* Pentagon to describe plans for layoffs
* Obama will also talk about infrastructure spending plan
By Roberta Rampton
WASHINGTON, Feb 20 President Barack Obama turned
to local television stations across the United States on
Wednesday to increase public pressure on congressional
Republicans to avert $85 billion in budget cuts set to begin in
Obama scheduled interviews with television stations in eight
media markets, most of which have a strong military presence, on
a day when the Pentagon described its plans for laying off some
800,000 civilian employees for 22 days to save money.
"These automatic spending cuts were designed to be avoided.
The idea was that Democrats and Republicans would come together
with a sensible deficit-reduction program," Obama said in an
interview with Boston ABC affiliate WCVB.
The interviews are part of an administration strategy to lay
blame for the job losses on Republicans, who control the House
Unless Obama and Republicans reach a deal, about $85 billion
in across-the-board spending cuts will kick in at the beginning
of March and continue through Sept. 30 as part of a decade-long
$1.2 trillion budget savings plan agreed by policymakers in
Not even the operations of the White House will be spared,
an administration official said. "We anticipate significant
disruption to our operations and mission, which could include
furloughs," said the official, who did not provide further
Obama has said he wants Congress to end tax loopholes
enjoyed mainly by the wealthy to buy lawmakers enough time to
pass a budget, but Republicans are insisting on deeper spending
cuts to reduce the $16 trillion national debt.
Obama also talked to local TV news anchors in Baltimore,
Oklahoma City, San Francisco, Honolulu, San Antonio, Charleston,
South Carolina, and Wichita, Kansas.
Congress is not in session this week and is not expected to
reach a deal by the March 1 deadline.

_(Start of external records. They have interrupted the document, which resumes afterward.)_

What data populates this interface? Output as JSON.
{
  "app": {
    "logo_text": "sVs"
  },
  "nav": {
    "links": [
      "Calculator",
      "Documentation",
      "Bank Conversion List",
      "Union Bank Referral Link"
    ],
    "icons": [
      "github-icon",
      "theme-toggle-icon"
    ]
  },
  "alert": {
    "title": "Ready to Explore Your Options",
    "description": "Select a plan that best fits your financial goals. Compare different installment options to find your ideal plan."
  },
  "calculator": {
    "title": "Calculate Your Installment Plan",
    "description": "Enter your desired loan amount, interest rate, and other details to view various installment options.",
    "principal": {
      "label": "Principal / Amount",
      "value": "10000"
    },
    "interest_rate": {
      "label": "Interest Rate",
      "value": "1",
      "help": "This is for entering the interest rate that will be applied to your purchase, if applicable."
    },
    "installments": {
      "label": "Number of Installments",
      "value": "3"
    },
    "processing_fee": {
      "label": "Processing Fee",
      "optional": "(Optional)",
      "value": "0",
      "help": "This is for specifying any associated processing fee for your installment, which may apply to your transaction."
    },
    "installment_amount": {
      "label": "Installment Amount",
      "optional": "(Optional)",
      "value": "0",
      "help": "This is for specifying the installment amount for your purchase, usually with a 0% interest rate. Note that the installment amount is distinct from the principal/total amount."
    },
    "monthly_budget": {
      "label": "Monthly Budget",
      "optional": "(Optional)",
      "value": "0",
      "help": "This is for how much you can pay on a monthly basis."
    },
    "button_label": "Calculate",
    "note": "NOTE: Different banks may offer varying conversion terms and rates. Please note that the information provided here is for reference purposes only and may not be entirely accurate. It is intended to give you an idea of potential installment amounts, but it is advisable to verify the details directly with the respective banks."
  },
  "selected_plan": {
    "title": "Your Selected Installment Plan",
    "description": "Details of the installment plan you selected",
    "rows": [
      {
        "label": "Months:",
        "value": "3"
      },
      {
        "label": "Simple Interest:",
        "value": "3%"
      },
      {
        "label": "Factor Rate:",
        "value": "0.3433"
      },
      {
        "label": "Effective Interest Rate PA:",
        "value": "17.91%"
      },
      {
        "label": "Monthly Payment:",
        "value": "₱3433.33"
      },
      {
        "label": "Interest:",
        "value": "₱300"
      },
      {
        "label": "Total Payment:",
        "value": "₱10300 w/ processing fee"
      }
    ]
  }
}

Instead, lawmakers will
work on a deal to fund government agencies later in the month.
The battle over "sequestration" - the name for the automatic
spending cuts - is the latest in a series of fights between
Obama and Republicans over the nation's deficit.
Obama also has tried to lay the groundwork for a broader
economic strategy and argued the government should invest in
infrastructure and manufacturing to help address a stubbornly
high unemployment rate.
Obama was also slated to talk to the news anchors about a
$50 billion spending plan he discussed in his State of the Union
address last week that the White House is calling "Fix It
Most of that money would go to roads, bridges and airports
where officials have postponed maintenance projects, the White
House said. But any new spending will face an uphill battle in